Generally found in the
western half of of the U.S. (although it is an uncommon resident of the East),
the Golden Eagle is a hunter of wide open prairies. They are also found in
much of Europe and Asia. Golden Eagles are generally solitary birds, and
are not often found in the large groups that Bald
Eagles are sometimes found.
Habitat: Open country,
including prairie, rangeland, desert, or tundra.
Diet: Primarily small mammals.
Occasionally will take larger pray such as young deer or pronghorn. Also
will occasionally feed on birds, snakes, lizards, and carrion.
Behavior: Will look for prey while soaring, while
observing from a perch, or by swooping low over the ground. Paris will
sometimes cooperatively hunt. Pairs may also mate for life.
Nesting: March through June
Song: Generally silent. Occasional yelp around
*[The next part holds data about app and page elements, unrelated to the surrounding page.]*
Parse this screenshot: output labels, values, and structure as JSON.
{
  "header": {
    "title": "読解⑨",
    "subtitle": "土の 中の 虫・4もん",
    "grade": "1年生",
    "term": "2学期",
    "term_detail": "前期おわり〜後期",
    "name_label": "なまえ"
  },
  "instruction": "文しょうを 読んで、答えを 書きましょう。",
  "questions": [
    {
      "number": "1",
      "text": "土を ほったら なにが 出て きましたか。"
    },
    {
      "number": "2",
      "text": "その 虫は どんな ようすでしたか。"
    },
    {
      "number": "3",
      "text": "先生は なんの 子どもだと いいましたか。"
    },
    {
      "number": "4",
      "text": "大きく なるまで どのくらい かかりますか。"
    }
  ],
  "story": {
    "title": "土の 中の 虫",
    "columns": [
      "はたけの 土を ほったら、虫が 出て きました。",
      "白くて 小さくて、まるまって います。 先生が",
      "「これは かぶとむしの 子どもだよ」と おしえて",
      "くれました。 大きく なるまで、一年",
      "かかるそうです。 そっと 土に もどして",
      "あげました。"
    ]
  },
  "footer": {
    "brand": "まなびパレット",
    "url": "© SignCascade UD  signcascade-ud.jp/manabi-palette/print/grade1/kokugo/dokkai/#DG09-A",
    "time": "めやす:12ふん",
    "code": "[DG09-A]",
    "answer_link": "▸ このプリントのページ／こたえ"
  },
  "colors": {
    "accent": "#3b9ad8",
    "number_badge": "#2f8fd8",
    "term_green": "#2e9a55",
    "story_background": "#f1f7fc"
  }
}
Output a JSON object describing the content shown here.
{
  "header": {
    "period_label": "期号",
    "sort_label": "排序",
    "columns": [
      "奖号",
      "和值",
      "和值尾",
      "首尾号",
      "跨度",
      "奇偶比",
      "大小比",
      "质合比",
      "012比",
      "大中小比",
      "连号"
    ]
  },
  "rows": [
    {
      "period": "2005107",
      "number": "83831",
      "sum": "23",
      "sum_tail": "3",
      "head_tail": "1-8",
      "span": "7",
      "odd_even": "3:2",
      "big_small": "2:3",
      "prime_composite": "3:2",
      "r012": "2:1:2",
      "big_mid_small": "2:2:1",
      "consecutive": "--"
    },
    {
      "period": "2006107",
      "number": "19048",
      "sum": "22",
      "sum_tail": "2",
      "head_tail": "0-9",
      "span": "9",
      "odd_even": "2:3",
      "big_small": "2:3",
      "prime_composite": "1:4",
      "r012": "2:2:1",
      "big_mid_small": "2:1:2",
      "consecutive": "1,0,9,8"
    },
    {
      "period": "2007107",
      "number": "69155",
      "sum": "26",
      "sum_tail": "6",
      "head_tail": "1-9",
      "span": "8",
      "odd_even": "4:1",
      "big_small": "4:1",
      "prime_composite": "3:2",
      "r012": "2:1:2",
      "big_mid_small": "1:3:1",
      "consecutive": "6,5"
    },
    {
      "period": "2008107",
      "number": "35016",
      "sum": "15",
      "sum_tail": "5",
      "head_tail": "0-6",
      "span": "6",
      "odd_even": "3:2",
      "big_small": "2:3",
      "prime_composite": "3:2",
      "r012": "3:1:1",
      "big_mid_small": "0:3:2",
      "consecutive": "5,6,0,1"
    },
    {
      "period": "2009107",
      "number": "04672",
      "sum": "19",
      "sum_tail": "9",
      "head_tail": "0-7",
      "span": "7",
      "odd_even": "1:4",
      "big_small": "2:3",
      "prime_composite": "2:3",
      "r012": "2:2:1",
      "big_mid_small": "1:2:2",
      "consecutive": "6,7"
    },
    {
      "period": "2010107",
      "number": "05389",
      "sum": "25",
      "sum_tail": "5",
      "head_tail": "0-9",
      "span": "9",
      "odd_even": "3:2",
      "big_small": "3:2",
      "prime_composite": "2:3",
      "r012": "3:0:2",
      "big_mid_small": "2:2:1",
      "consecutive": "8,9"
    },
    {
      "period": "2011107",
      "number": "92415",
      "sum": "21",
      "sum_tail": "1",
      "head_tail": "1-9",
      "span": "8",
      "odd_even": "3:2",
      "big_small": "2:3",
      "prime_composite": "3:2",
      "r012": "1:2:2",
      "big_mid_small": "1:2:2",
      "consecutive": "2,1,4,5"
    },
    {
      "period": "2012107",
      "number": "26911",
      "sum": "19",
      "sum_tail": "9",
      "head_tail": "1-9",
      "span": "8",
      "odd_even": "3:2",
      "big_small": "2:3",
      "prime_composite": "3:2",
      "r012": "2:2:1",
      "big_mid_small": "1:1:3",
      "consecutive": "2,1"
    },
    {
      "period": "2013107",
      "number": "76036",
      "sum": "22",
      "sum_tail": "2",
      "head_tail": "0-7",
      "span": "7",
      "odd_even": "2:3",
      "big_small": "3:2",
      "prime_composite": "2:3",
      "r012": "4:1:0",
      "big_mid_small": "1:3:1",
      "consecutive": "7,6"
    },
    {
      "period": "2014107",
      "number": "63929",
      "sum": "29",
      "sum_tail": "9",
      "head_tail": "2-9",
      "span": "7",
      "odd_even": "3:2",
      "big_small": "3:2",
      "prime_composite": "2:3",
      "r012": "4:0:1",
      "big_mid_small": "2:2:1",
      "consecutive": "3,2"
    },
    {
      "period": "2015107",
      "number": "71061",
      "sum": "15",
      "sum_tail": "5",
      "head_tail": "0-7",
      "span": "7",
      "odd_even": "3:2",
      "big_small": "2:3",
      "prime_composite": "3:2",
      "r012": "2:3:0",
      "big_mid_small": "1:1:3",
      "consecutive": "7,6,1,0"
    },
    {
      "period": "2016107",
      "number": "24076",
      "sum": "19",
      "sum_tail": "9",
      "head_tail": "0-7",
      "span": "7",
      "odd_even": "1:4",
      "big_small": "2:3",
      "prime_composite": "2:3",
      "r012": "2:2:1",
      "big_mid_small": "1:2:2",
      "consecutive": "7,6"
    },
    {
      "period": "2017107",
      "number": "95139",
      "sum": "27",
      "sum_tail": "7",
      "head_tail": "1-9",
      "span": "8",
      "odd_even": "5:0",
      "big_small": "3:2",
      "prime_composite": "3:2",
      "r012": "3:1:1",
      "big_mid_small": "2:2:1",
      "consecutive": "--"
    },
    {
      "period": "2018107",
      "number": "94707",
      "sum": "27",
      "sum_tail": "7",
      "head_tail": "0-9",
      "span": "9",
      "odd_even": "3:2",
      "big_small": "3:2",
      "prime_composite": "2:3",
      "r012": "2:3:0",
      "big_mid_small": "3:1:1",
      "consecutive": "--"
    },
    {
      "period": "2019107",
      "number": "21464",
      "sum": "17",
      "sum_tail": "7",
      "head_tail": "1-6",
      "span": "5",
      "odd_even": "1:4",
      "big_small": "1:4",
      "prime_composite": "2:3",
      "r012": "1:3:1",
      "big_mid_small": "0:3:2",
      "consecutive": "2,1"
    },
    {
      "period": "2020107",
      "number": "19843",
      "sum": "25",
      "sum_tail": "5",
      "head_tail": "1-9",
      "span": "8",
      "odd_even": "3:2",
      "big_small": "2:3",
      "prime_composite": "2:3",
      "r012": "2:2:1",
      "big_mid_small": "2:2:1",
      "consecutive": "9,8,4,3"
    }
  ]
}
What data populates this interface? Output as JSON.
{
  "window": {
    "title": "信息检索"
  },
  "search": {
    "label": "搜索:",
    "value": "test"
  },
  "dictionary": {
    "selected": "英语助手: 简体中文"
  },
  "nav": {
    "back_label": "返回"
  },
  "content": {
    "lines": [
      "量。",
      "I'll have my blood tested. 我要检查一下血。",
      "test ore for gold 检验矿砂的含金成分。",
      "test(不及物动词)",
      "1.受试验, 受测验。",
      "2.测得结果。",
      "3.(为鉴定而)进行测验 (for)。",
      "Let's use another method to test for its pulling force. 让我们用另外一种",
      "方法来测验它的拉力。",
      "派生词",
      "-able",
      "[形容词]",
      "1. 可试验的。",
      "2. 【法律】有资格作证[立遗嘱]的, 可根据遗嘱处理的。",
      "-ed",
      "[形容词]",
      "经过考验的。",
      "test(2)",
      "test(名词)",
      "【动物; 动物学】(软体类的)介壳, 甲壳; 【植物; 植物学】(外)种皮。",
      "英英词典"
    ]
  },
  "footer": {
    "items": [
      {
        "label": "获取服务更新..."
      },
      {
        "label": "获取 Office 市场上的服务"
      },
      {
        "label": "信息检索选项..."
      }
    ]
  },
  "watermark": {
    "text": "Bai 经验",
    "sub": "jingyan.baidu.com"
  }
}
Migration: Birds in northern part of their range
(northern half of Canada, and Alaska) move south in the fall. Many birds
in the western U.S. are permanent residents.
Similar Species: Bald Eagle
Conservation Status: Currently stable, although numbers are
lower than historical levels (especially in the Eastern U.S.)
South Dakota "Hotspot": They are very often found
on the Fort Pierre National Grasslands, especially in winter and migration.
Cornell University's "All About Birds - Golden Eagle"
eNature.com: Golden Eagle
Photo Information: February 1st, 2005 -- Lyman
County near Lyman -- Terry L. Sohl
Additional Photos: Click on the image chips or
text links below for additional, higher-resolution Golden Eagle photos.